1. Scary Themes
Sci-fi stories have basic subjects, for example, space travel, logical advancement, cataclysmic occasions, otherworldly powers, outside intruders, robots and the threats of machines. For instance, in Douglas Adams’ novel “The Hitchhiker’s Guide to the Galaxy,” the hero and his outsider companion explore space and annihilation insidious Vogons who plan to devastate Earth. In the blockbuster hit “The Matrix,” a human PC programmer crushes a race of machines that food off human vitality and delete human personalities.
2. Superhero Powers
Great, courageous characters add to the notoriety of sci-fi. For instance, Superman has super powers, yet his ethical code doesn’t permit him to slaughter anybody, as indicated by StarPulse.com. Accordingly, he should utilize his extraordinary capacities, for example, X-beam vision, to secure himself, guard others and settle wrongdoings. Superman isn’t the particular case who can see through dividers with his X-beam vision.
In 2013, understudies at the MIT built up an approach to see through dividers – a technique they call “Wi-Vi.” Wi-Vi tracks developments through dividers utilizing a reasonable remote framework that could introduce conceivably in advanced mobile phones or little hand-held gadgets. It could help rescuers look for casualties caught in rubble or help law requirement operators in their journey to annihilation wrongdoing. The best part – you don’t need to wear blue tights and a red cape to utilize Wi-Vi.
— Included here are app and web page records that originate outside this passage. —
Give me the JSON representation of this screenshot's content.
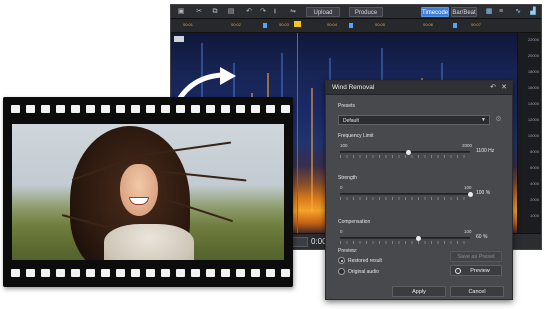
{
  "toolbar": {
    "upload_label": "Upload",
    "produce_label": "Produce",
    "timecode_label": "Timecode",
    "barbeat_label": "Bar/Beat",
    "icons": [
      "save-icon",
      "cut-icon",
      "copy-icon",
      "paste-icon",
      "undo-icon",
      "redo-icon",
      "download-icon",
      "transport-icon"
    ]
  },
  "ruler": {
    "ticks": [
      "00:01",
      "00:02",
      "00:03",
      "00:04",
      "00:05",
      "00:06",
      "00:07"
    ]
  },
  "frequency_scale": [
    "22000",
    "20000",
    "18000",
    "16000",
    "14000",
    "12000",
    "10000",
    "8000",
    "6000",
    "4000",
    "2000",
    "1000"
  ],
  "status_bar": {
    "time": "0:00"
  },
  "dialog": {
    "title": "Wind Removal",
    "presets_label": "Presets",
    "preset_value": "Default",
    "frequency_limit": {
      "label": "Frequency Limit",
      "min": "100",
      "max": "2000",
      "value": "1100 Hz",
      "level": 0.53
    },
    "strength": {
      "label": "Strength",
      "min": "0",
      "max": "100",
      "value": "100 %",
      "level": 1.0
    },
    "compensation": {
      "label": "Compensation",
      "min": "0",
      "max": "100",
      "value": "60 %",
      "level": 0.6
    },
    "preview": {
      "label": "Preview:",
      "option_restored": "Restored result",
      "option_original": "Original audio",
      "save_preset_label": "Save as Preset",
      "preview_button_label": "Preview"
    },
    "apply_label": "Apply",
    "cancel_label": "Cancel"
  },
  "colors": {
    "dialog_bg": "#47494d",
    "accent": "#3f7fd8",
    "playhead": "#e23a2a",
    "marker": "#f5c518"
  }
}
3. Beam Me Up
Teleportation isn’t only an odd and insane travel strategy used by characters as a part of science fiction books and motion pictures, for example, “Star Trek.” According to NASA, the “fundamental reason of teleportation is sound.” Scientists at the National Institute of Standards and Technology in Boulder, Colorado, effectively teleported single molecules utilizing the guideline of a quantum trap. Some innovation specialists trust teleportation could, in the end, lead to the creation of exceptionally quick quantum PCs.
4. Universal Robots
The expression “Robot” wasn’t designed by researchers or outside life frames. Karel Capek, a Czechoslovakian creator, composed a play in 1920 called “R.U.R. – Rossum’s Universal Robots.” Capek determined “robot” from a term in the Czech dialect that implies constrained work.